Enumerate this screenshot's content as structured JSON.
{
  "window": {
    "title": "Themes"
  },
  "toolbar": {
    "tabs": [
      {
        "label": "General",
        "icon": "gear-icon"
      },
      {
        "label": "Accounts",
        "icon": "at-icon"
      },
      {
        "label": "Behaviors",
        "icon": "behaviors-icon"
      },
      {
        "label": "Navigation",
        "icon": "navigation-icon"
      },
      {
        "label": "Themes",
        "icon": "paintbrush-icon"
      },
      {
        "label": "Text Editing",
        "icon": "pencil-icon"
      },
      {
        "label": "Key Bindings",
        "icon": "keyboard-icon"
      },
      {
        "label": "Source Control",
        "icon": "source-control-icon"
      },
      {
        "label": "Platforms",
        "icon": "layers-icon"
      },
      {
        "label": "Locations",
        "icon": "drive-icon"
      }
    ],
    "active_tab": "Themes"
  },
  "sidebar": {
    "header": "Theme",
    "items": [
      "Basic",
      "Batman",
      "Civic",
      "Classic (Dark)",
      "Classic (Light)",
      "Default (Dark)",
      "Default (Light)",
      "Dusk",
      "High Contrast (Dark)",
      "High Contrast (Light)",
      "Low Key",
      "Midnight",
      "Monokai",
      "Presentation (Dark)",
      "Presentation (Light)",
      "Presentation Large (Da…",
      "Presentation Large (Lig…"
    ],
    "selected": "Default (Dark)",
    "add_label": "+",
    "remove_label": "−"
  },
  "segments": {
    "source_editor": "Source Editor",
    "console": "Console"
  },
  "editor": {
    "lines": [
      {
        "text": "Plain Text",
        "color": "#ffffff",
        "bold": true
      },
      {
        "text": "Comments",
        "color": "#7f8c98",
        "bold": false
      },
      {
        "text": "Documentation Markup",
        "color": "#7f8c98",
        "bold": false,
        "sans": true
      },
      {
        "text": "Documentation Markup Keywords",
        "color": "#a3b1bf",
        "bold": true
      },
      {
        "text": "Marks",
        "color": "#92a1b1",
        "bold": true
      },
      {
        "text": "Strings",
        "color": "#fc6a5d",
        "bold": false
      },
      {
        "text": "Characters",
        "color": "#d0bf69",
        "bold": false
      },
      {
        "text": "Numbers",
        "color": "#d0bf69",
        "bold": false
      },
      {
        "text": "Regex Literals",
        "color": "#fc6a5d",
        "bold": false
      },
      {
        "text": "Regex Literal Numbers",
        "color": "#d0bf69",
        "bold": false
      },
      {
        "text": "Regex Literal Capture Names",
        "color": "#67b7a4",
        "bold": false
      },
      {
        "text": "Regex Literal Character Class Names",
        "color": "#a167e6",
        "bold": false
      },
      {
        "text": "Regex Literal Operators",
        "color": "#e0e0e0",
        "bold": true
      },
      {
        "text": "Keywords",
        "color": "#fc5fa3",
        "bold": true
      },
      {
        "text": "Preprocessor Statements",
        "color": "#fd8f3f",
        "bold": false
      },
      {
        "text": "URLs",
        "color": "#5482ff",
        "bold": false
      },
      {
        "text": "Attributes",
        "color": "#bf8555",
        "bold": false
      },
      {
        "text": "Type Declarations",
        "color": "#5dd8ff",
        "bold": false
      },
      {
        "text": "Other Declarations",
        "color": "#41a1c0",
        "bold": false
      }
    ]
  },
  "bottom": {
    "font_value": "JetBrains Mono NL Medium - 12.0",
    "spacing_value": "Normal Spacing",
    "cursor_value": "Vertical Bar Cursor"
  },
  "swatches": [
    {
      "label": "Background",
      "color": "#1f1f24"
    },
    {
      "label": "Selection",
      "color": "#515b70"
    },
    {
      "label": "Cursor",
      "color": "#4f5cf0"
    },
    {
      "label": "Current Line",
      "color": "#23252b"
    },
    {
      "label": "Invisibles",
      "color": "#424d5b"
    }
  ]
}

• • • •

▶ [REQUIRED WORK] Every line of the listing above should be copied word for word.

▶ [EXPECTED ANSWER]
Enumerate this screenshot's content as structured JSON.
{
  "window": {
    "title": "Themes"
  },
  "toolbar": {
    "tabs": [
      {
        "label": "General",
        "icon": "gear-icon"
      },
      {
        "label": "Accounts",
        "icon": "at-icon"
      },
      {
        "label": "Behaviors",
        "icon": "behaviors-icon"
      },
      {
        "label": "Navigation",
        "icon": "navigation-icon"
      },
      {
        "label": "Themes",
        "icon": "paintbrush-icon"
      },
      {
        "label": "Text Editing",
        "icon": "pencil-icon"
      },
      {
        "label": "Key Bindings",
        "icon": "keyboard-icon"
      },
      {
        "label": "Source Control",
        "icon": "source-control-icon"
      },
      {
        "label": "Platforms",
        "icon": "layers-icon"
      },
      {
        "label": "Locations",
        "icon": "drive-icon"
      }
    ],
    "active_tab": "Themes"
  },
  "sidebar": {
    "header": "Theme",
    "items": [
      "Basic",
      "Batman",
      "Civic",
      "Classic (Dark)",
      "Classic (Light)",
      "Default (Dark)",
      "Default (Light)",
      "Dusk",
      "High Contrast (Dark)",
      "High Contrast (Light)",
      "Low Key",
      "Midnight",
      "Monokai",
      "Presentation (Dark)",
      "Presentation (Light)",
      "Presentation Large (Da…",
      "Presentation Large (Lig…"
    ],
    "selected": "Default (Dark)",
    "add_label": "+",
    "remove_label": "−"
  },
  "segments": {
    "source_editor": "Source Editor",
    "console": "Console"
  },
  "editor": {
    "lines": [
      {
        "text": "Plain Text",
        "color": "#ffffff",
        "bold": true
      },
      {
        "text": "Comments",
        "color": "#7f8c98",
        "bold": false
      },
      {
        "text": "Documentation Markup",
        "color": "#7f8c98",
        "bold": false,
        "sans": true
      },
      {
        "text": "Documentation Markup Keywords",
        "color": "#a3b1bf",
        "bold": true
      },
      {
        "text": "Marks",
        "color": "#92a1b1",
        "bold": true
      },
      {
        "text": "Strings",
        "color": "#fc6a5d",
        "bold": false
      },
      {
        "text": "Characters",
        "color": "#d0bf69",
        "bold": false
      },
      {
        "text": "Numbers",
        "color": "#d0bf69",
        "bold": false
      },
      {
        "text": "Regex Literals",
        "color": "#fc6a5d",
        "bold": false
      },
      {
        "text": "Regex Literal Numbers",
        "color": "#d0bf69",
        "bold": false
      },
      {
        "text": "Regex Literal Capture Names",
        "color": "#67b7a4",
        "bold": false
      },
      {
        "text": "Regex Literal Character Class Names",
        "color": "#a167e6",
        "bold": false
      },
      {
        "text": "Regex Literal Operators",
        "color": "#e0e0e0",
        "bold": true
      },
      {
        "text": "Keywords",
        "color": "#fc5fa3",
        "bold": true
      },
      {
        "text": "Preprocessor Statements",
        "color": "#fd8f3f",
        "bold": false
      },
      {
        "text": "URLs",
        "color": "#5482ff",
        "bold": false
      },
      {
        "text": "Attributes",
        "color": "#bf8555",
        "bold": false
      },
      {
        "text": "Type Declarations",
        "color": "#5dd8ff",
        "bold": false
      },
      {
        "text": "Other Declarations",
        "color": "#41a1c0",
        "bold": false
      }
    ]
  },
  "bottom": {
    "font_value": "JetBrains Mono NL Medium - 12.0",
    "spacing_value": "Normal Spacing",
    "cursor_value": "Vertical Bar Cursor"
  },
  "swatches": [
    {
      "label": "Background",
      "color": "#1f1f24"
    },
    {
      "label": "Selection",
      "color": "#515b70"
    },
    {
      "label": "Cursor",
      "color": "#4f5cf0"
    },
    {
      "label": "Current Line",
      "color": "#23252b"
    },
    {
      "label": "Invisibles",
      "color": "#424d5b"
    }
  ]
}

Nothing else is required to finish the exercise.